2. “Government Congratulates Darego, Miss World,” ThisDay, November 22, 2001.
. “You Are a Pride of the Black Race, Tinubu Tells Darego,” ThisDay, December 10, 2001.
4. Muyiwa Adeyemi, Joseph Ollor-Obari, and Oghogho Obayuwana, “I Know Agbani Will Go Places, Says Father,” Guardian, November 24, 2001.
. “Darego, Be Good Ambassador,” ThisDay, December 7, 2001.
6. Joseph (2008).
7. Scholars use other acronyms in reference to emerging markets, including BRICET (BRIC + Eastern Europe and Turkey), BRICS (BRIC + South Africa), BRICM (BRIC + Mexico), and BRICK (BRIC + South Korea).
8. World Bank (2018).
9. These financial organizations include Morgan Stanley Capital International (MSCI), the Financial Times / London Stock Exchange (FTLE), and Goldman Sachs (which also coined the term BRIC to refer to the fastest growing economies in the world).
10. Haub and Kaneda (2015); Kaneda and Bietsch (2016).
11. Adelani Adepegba, “₦13bn Ikoyi Cash: EFCC Declares ex-NIA DG, Oke, Wife Wanted,” Punch, March 25, 2019.
. In 1993, the U.S. Federal Aviation Administration suspended commercial air service between Lagos and the United States (Rokita 1994). Direct flights between the two countries were unavailable until 2001, when they reopened for major foreign carriers (Nigerian-owned airlines could not fly into or out of the United States until 2009).
13. Transparency International (2001); Transparency International (2018). There has been a slight improvement over the years, but CPI figures for the last fifteen years have been mostly stagnant.
14. D. Smith (2007). See also Pierce’s (2016) exhaustive historical account on corruption in Nigeria.
15. Falola and Heaton (2008).
16. Adunbi (2015); Okonta (2008); Ukiwo (2003).
17. Yates (1996).
18. Falola and Heaton (2008, 217–21); Lewis (1996).
19. Apter (2005); Lewis (1996); Watts (2004).
20. Anthropologist Andrew Apter’s (2005) work on FESTAC77 (the Second World Black and African Festival of Arts and Culture) vividly captures a moment of the petro-state’s self-assurance as a global cultural, political, and economic epicenter during the late 1970s. Apter documents how the economic boom of the 1970s and the financial bust of the 1980s shaped changes in the political economy that directly impacted cultural spectacle and reputational politics.
21. I’ve used pseudonyms for all interviewees.
22. “Agbani Lifts Abuja Tourism in Germany,” Daily Trust, July 18, 2002.
23. As further evidence for my point about emerging nations and using aesthetics as a means of changing the global hierarchy, when the United States won the Miss World Pageant in 2010 and hosted it in 2016, there was not nearly as much media attention or framing of the event as reorienting an American national trajectory as in Nigeria. Since the United States is already considered a cultural hegemon, this same degree of framing is not as necessary.
24. Adeyemi, Ollor-Obari, and Obayuwana, “I Know Agbani Will Go Places.”
25. This program was linked to First Lady Patience Jonathan’s “Women for Change” initiative.
26. The exact breakdown of religious groups is disputed.
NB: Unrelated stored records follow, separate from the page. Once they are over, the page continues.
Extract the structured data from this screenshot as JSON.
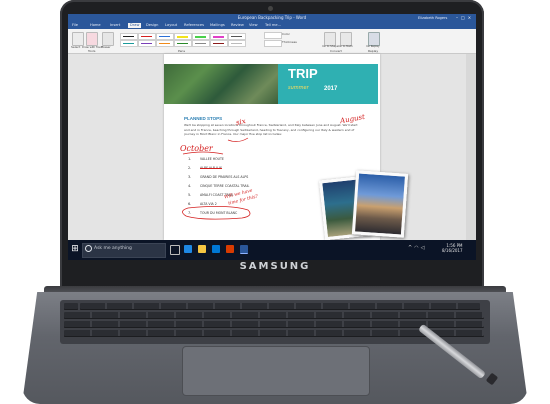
{
  "screen": {
    "window_title": "European Backpacking Trip - Word",
    "user_name": "Elizabeth Rogers",
    "tabs": [
      "File",
      "Home",
      "Insert",
      "Draw",
      "Design",
      "Layout",
      "References",
      "Mailings",
      "Review",
      "View",
      "Tell me..."
    ],
    "active_tab": "Draw",
    "ribbon_groups": {
      "tools_label": "Tools",
      "pens_label": "Pens",
      "convert_label": "Convert",
      "replay_label": "Replay",
      "select_label": "Select",
      "eraser_label": "Eraser",
      "draw_with_touch_label": "Draw with Touch",
      "ink_to_shape_label": "Ink to Shape",
      "ink_to_math_label": "Ink to Math",
      "ink_replay_label": "Ink Replay",
      "color_label": "Color",
      "thickness_label": "Thickness"
    },
    "document": {
      "banner_title": "TRIP",
      "banner_subtitle": "summer",
      "banner_year": "2017",
      "section_heading": "PLANNED STOPS",
      "intro_text": "We'll be stopping at seven locations throughout France, Switzerland, and Italy between June and August. We'll start and end in France, beaching through Switzerland, heading to Tuscany, and configuring our Italy & western end of journey in Mont Blanc in France. Our major five stop list includes:",
      "list_items": [
        {
          "num": "1.",
          "text": "VALLEE HOUTE"
        },
        {
          "num": "2.",
          "text": "ALPS ALP LUX"
        },
        {
          "num": "3.",
          "text": "GRAND DE PRAIRIES ALS ALPS"
        },
        {
          "num": "4.",
          "text": "CINQUE TERRE COASTAL TRAIL"
        },
        {
          "num": "5.",
          "text": "AMALFI COAST TRAIL"
        },
        {
          "num": "6.",
          "text": "ALTA VIA 2"
        },
        {
          "num": "7.",
          "text": "TOUR DU MONT BLANC"
        }
      ],
      "ink_annotations": {
        "six": "six",
        "august": "August",
        "october": "October",
        "will_we_have": "Will we have",
        "time_for_this": "time for this?"
      }
    },
    "taskbar": {
      "search_placeholder": "Ask me anything",
      "time": "1:56 PM",
      "date": "8/16/2017"
    }
  },
  "device": {
    "brand": "SAMSUNG"
  }
}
Moreover, there is also a minority population that subscribes to indigenous and syncretic spiritual beliefs.
27. In 2004, Silverbird Productions, the owners of MBGN, hosted the “Miss Silverbird International Pageant” in Lagos, with organizers hoping to have the event serve as a reset after the disastrous 2002 Miss World hosting. Redoubling their efforts, they also devised a strategy of sending multiple winners to different types of international pageants to further maximize their chances.